Desire of the Everlasting Hills: The World Before and After Jesus
(Nan A. Talese, Nov. 2, 1999)
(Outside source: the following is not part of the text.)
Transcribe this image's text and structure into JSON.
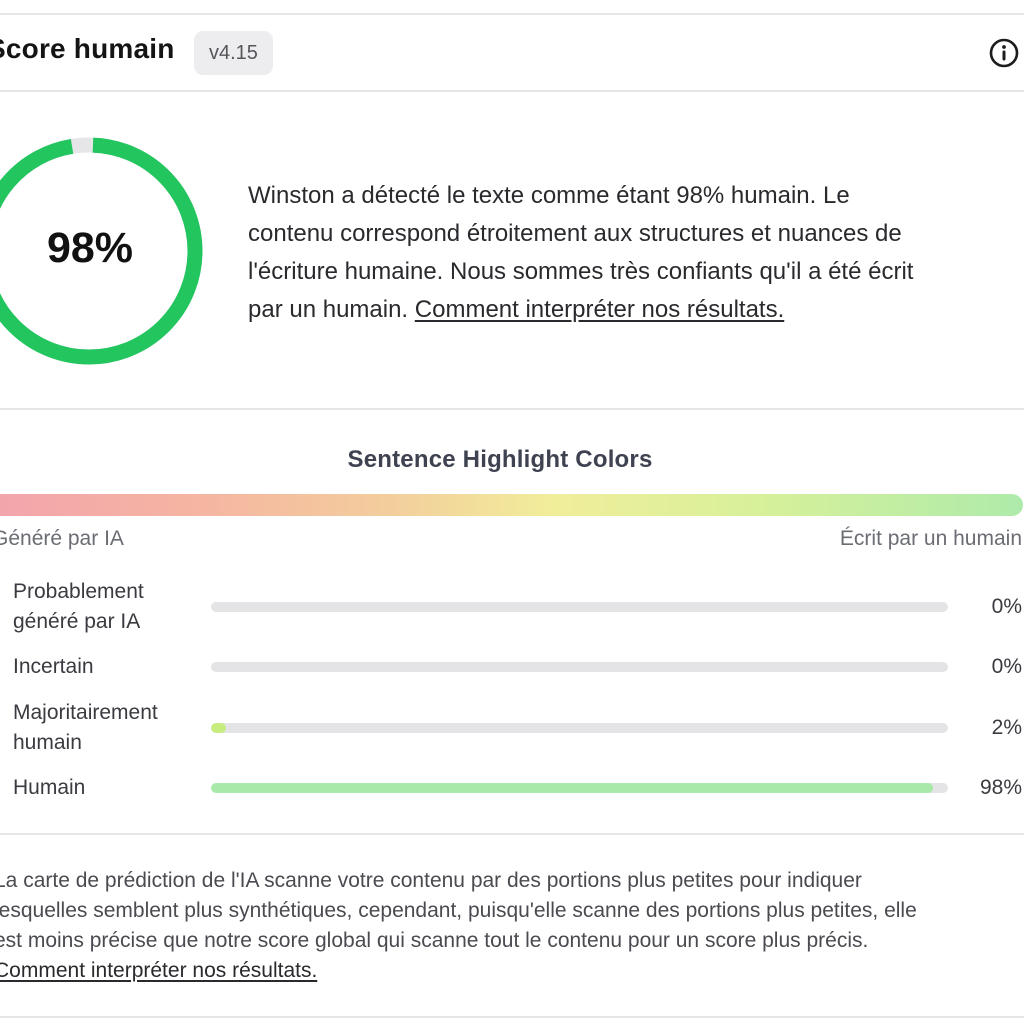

"Cahill is insightful, wry, and highly entertaining as he explores the cultural influences, social expectations, and tricky politics of the day. He examines the New Testament in this light, yet remains respectful. His goal, he states early, is to ascertain whether Jesus made a difference. His conclusion is unequivocal."--Christian Science MonitorIn Desire of the Everlasting Hills, Thomas Cahill takes up his most daring and provocative subject yet: Jesus of Nazareth, the central figure of Western civilization.Introducing us first to "the people Jesus knew," Thomas Cahill describes the oppressive Roman political presence, the pervasive Greek cultural influence, and especially the widely varied social and religious context of the Judaism in which Jesus moved and flourished. These backgrounds, essential to a complete understanding of Jesus, lead to the author's stunningly original interpretation of the New Testament--much of it based on material from the ancient Greek brilliantly translated by the author himself--that will delight readers and surprise even biblical scholars.Thomas Cahill's most unusual skill may lie in his ability to bring to life people of a faraway world whose concerns seem at first to be utterly removed from the present day. We see Jesus as a real person, sharp-witted and sharp-tongued, but kind, humorous, and affectionate, shadowed by the inevitable climax of crucifixion, the cruelest form of execution ever devised by humankind. Mary, while not quite the "perpetual virgin" of popular piety, is a vivid presence and forceful influence on her son. And the apostle Paul, the carrier of Jesus' message and most important figure in the early Jesus movement (which became Christianity), finds rehabilitation in Cahill's realistic, revealing portrait of him.The third volume in the Hinges of History series, this unique presentation of Jesus and his times is for believers and nonbelievers alike (for Jews and Christians, it is intended by the author as an act of reconciliation). With the same lively narration and irresistible perceptions that characterize How the Irish Saved Civilization and The Gifts of the Jews, Thomas Cahill invites readers into an ancient world to commune with some of the most influential people who ever lived.